In addition to the transparency breaches, the SRA also issued its inaugural fixed penalty in December 2023 to a firm failing to submit its diversity data. Firms are initially notified about potential fines and are given the chance to rectify the issue. This approach has led many firms to promptly comply, fearing the consequences of continued non-compliance.
For those firms persisting in violating the rules, there’s a potential for a doubled fixed penalty of £1,500. Paul Philip, the Chief Executive of the SRA, emphasized the significance of these penalties in dealing swiftly with rule breaches, thereby saving time, costs, and stress for all parties involved.
He stressed, “Our role is to uphold the public interest, and compliance with our transparency rules is vital. These rules facilitate informed decision-making for individuals comparing legal services. Firms adhering to these rules rightfully expect action against those who do not comply.”

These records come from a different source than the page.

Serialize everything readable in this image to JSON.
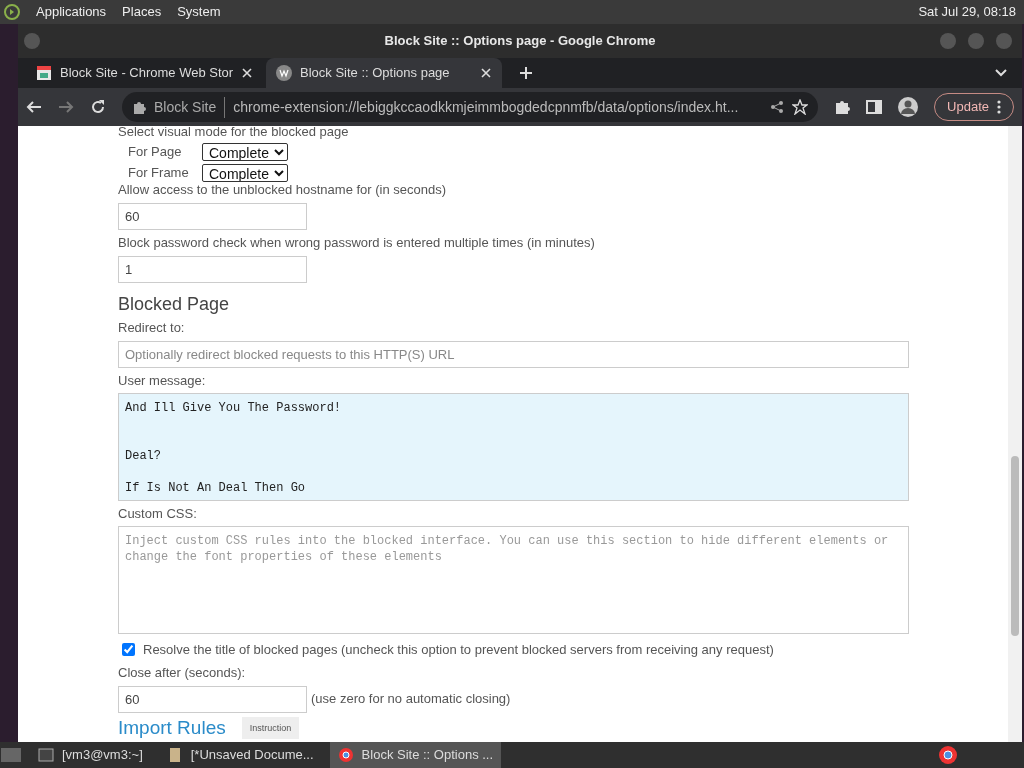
{
  "panel": {
    "menus": [
      "Applications",
      "Places",
      "System"
    ],
    "clock": "Sat Jul 29, 08:18"
  },
  "window": {
    "title": "Block Site :: Options page - Google Chrome"
  },
  "tabs": [
    {
      "label": "Block Site - Chrome Web Stor",
      "selected": false
    },
    {
      "label": "Block Site :: Options page",
      "selected": true
    }
  ],
  "toolbar": {
    "site_chip": "Block Site",
    "url": "chrome-extension://lebiggkccaodkkmjeimmbogdedcpnmfb/data/options/index.ht...",
    "update_button": "Update"
  },
  "content": [
    {
      "kind": "label",
      "text": "Select visual mode for the blocked page"
    },
    {
      "kind": "select",
      "label": "For Page",
      "value": "Complete"
    },
    {
      "kind": "select",
      "label": "For Frame",
      "value": "Complete"
    },
    {
      "kind": "label",
      "text": "Allow access to the unblocked hostname for (in seconds)"
    },
    {
      "kind": "input",
      "value": "60"
    },
    {
      "kind": "label",
      "text": "Block password check when wrong password is entered multiple times (in minutes)"
    },
    {
      "kind": "input",
      "value": "1"
    },
    {
      "kind": "heading",
      "text": "Blocked Page"
    },
    {
      "kind": "label",
      "text": "Redirect to:"
    },
    {
      "kind": "input",
      "placeholder": "Optionally redirect blocked requests to this HTTP(S) URL",
      "wide": true
    },
    {
      "kind": "label",
      "text": "User message:"
    },
    {
      "kind": "textarea",
      "value": "And Ill Give You The Password!\n\n\nDeal?\n\nIf Is Not An Deal Then Go",
      "focused": true
    },
    {
      "kind": "label",
      "text": "Custom CSS:"
    },
    {
      "kind": "textarea",
      "placeholder": "Inject custom CSS rules into the blocked interface. You can use this section to hide different elements or change the font properties of these elements",
      "focused": false
    },
    {
      "kind": "checkbox",
      "label": "Resolve the title of blocked pages (uncheck this option to prevent blocked servers from receiving any request)",
      "checked": true
    },
    {
      "kind": "label",
      "text": "Close after (seconds):"
    },
    {
      "kind": "input",
      "value": "60",
      "note": "(use zero for no automatic closing)"
    },
    {
      "kind": "section",
      "text": "Import Rules",
      "button": "Instruction"
    }
  ],
  "taskbar": [
    {
      "label": "[vm3@vm3:~]",
      "selected": false
    },
    {
      "label": "[*Unsaved Docume...",
      "selected": false
    },
    {
      "label": "Block Site :: Options ...",
      "selected": true
    }
  ]
}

Philip highlighted the importance of collecting diversity data, advocating for a diverse and inclusive legal sector that mirrors the communities it serves. Providing such data, a regulatory requirement, not only aids in understanding the sector’s progress but also allows firms to benchmark themselves against others.
Apart from transparency and diversity data, the SRA has noted improved compliance in mandatory anti-money laundering data submissions following the potential for fixed penalties in this area.
Disciplinary actions, including fines on firms, result in the SRA publicly disclosing its decisions on the Solicitors Register. This transparency allows the public to access and review records of solicitors and law firms regulated by the SRA.
The SRA’s revised fixed penalty system, part of broader regulatory reforms, introduced a range of fixed penalties up to £1,500 for firms. These penalties serve as a means to encourage compliance and accountability within the legal sector.
Source: Solicitors Journal, 9th January 2024